But she emphasises that her work at the hospice does not necessarily follow a ‘religious’ agenda. This is her story,

 

My role is to help Liza wit her compassionate and supportive spiritual support of patients, their families and carers. This might include people of any faith or no faith at all. We don’t push anything. People who do not have a faith still like a conversation and have spiritual needs!

 

You can see strength, courage, forward thinking. We have had younger people who make a great impression through their cheerfulness and talk of their plans for the future even though they may never come to fruition. I remember one man who talked about his bucket list – travel plans, ambitions, hopes.
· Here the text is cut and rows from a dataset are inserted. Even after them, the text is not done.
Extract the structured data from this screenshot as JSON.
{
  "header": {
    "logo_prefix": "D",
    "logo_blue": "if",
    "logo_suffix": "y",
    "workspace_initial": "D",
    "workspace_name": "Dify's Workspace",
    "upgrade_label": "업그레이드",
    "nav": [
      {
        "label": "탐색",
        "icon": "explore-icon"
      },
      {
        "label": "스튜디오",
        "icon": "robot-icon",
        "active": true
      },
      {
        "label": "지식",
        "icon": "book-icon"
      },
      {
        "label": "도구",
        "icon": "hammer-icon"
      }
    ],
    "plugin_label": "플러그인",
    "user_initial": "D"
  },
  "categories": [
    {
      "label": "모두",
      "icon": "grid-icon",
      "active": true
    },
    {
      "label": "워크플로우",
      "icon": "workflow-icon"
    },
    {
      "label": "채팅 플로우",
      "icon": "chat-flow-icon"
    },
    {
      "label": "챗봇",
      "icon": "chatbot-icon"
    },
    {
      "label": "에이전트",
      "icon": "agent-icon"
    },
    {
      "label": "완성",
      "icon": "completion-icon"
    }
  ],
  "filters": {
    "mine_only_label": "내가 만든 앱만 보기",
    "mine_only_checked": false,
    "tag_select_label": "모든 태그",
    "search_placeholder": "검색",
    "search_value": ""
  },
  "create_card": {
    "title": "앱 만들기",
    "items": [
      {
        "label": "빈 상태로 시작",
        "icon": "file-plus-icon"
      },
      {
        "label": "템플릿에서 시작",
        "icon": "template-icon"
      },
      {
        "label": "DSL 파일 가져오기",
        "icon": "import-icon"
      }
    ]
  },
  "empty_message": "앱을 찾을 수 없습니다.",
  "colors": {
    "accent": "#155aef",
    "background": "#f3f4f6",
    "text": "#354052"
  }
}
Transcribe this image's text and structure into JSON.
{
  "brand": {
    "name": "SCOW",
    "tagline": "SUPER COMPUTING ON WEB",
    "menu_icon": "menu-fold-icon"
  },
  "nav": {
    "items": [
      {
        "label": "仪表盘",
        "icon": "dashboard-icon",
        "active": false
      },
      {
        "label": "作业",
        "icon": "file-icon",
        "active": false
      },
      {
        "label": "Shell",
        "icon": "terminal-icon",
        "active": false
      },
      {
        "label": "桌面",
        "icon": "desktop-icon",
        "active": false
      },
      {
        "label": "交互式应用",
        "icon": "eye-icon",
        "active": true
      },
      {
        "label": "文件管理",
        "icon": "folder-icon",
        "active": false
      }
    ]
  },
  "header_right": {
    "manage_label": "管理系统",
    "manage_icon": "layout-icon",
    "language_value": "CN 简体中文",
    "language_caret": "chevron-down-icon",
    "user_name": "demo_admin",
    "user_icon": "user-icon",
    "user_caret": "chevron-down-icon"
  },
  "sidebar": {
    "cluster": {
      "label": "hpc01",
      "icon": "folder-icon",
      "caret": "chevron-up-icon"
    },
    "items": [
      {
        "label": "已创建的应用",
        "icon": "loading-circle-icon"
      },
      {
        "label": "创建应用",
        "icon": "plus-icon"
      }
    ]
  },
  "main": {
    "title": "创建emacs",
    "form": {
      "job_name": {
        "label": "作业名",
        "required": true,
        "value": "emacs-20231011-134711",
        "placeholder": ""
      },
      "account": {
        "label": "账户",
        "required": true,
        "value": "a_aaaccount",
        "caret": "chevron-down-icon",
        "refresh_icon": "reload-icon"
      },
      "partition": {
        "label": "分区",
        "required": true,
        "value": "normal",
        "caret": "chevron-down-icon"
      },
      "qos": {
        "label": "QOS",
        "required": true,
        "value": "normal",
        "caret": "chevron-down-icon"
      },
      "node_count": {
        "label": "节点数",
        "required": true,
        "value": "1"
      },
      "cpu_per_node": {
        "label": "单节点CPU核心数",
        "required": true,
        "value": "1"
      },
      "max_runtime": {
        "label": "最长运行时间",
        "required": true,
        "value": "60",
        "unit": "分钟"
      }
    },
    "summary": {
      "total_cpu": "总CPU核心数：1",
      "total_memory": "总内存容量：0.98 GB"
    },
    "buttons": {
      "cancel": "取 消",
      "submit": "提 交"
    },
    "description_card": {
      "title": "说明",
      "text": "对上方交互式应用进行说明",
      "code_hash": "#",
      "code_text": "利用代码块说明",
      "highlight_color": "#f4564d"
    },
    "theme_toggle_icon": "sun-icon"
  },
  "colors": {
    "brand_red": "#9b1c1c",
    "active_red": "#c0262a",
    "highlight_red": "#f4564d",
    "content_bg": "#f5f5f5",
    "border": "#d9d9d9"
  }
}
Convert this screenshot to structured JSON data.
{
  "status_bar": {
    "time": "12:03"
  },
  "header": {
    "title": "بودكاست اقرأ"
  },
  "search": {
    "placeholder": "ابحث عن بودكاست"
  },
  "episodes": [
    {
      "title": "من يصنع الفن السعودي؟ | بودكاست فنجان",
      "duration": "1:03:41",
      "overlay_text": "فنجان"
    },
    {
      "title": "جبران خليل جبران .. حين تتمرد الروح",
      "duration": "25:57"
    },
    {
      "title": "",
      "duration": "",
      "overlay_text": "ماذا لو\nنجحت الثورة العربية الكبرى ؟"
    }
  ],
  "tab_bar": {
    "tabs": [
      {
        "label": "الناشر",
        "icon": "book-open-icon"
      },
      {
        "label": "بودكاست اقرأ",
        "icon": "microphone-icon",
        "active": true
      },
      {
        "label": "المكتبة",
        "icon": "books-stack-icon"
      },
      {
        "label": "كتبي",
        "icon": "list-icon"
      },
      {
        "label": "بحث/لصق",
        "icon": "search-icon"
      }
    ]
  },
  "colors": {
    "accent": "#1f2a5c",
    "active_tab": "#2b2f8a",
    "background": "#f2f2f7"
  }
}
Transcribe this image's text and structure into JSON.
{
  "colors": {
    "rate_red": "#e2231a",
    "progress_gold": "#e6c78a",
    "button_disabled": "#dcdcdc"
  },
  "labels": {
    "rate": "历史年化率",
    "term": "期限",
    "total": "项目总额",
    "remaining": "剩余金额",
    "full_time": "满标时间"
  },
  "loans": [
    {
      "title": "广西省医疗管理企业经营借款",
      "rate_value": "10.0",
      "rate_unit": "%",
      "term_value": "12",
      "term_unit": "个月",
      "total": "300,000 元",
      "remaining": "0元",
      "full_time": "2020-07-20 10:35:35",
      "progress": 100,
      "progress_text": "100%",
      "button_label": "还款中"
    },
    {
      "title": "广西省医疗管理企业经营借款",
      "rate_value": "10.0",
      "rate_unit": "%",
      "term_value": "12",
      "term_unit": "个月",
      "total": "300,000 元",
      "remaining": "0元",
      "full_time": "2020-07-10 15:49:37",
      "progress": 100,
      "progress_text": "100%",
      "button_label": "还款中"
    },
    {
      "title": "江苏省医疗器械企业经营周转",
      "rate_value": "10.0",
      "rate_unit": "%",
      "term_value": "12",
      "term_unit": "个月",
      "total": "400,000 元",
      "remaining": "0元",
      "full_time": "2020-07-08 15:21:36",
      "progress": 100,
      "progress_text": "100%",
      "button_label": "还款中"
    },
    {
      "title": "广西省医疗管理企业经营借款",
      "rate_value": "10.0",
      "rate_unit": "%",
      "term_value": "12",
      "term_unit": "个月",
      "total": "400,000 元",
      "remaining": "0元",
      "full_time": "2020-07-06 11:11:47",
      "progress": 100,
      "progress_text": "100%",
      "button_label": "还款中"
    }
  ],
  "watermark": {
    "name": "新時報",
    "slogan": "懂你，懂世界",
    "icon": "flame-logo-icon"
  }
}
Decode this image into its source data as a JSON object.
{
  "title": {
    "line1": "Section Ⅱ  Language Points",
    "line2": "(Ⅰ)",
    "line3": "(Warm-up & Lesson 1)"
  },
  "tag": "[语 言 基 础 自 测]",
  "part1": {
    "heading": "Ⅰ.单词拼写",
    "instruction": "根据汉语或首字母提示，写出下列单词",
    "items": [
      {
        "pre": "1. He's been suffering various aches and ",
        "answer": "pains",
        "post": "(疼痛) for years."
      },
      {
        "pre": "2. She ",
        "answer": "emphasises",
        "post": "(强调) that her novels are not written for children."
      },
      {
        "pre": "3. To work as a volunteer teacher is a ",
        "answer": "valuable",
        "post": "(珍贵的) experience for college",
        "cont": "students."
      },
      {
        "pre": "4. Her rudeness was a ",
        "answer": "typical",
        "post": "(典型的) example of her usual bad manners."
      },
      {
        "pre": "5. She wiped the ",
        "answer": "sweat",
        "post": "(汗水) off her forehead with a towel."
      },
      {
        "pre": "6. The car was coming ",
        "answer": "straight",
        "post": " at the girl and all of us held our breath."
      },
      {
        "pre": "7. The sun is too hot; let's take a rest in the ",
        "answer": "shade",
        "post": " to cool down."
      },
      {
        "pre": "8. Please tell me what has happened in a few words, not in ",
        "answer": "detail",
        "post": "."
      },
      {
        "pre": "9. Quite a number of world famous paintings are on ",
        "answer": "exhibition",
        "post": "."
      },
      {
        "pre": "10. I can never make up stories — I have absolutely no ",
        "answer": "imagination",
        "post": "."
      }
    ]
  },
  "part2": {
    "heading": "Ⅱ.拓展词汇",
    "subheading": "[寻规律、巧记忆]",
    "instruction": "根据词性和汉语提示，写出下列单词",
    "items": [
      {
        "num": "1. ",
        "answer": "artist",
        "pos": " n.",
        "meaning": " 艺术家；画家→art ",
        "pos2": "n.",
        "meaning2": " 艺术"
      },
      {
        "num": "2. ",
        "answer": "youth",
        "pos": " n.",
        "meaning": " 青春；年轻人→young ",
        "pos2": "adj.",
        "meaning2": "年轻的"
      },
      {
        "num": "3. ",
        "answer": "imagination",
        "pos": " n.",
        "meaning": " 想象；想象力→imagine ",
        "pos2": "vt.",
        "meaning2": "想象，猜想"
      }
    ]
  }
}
I wanted to believe him too even if it was never going to happen.

 

People like to tell you the stories behind their family photos that they have at their bedside or even discuss plans for their funeral.

 

If they want to say prayers, I will do so with them. If they are not well enough to ask, the family will frequently still ask for prayers to be said. This can be offered with them or in the Quiet Room as they prefer. Some patients ask for Holy Communion and more formal support too. Of course we also call on local clergy as requested.

 

On my visits to the Hospice, I sometimes lead the daily Gathering in the Quiet Room with patients, usually from the Hospice Day Service. We will say prayers, have a reading from Bible, perhaps a poem and always listen to some music. People light a candle and may share who they are lighting it for. It is very moving and a highlight for me.

 

But much of Judith’s time is spent providing comfort and support on the In-Patient Ward.

 

She comments, ‘It is a time in people’s lives when they confront certain problems such as concerns over their family or worries about children or siblings who don’t get on. It’s our job to talk with them about these concerns but, mostly, simply listen. Hopefully we can help people to become at peace with themselves. And it reassures them that they are not alone. If we can give them the feeling of being comforted and loved by people beyond their immediate circle, and of God’s presence with them, it feels well worth doing.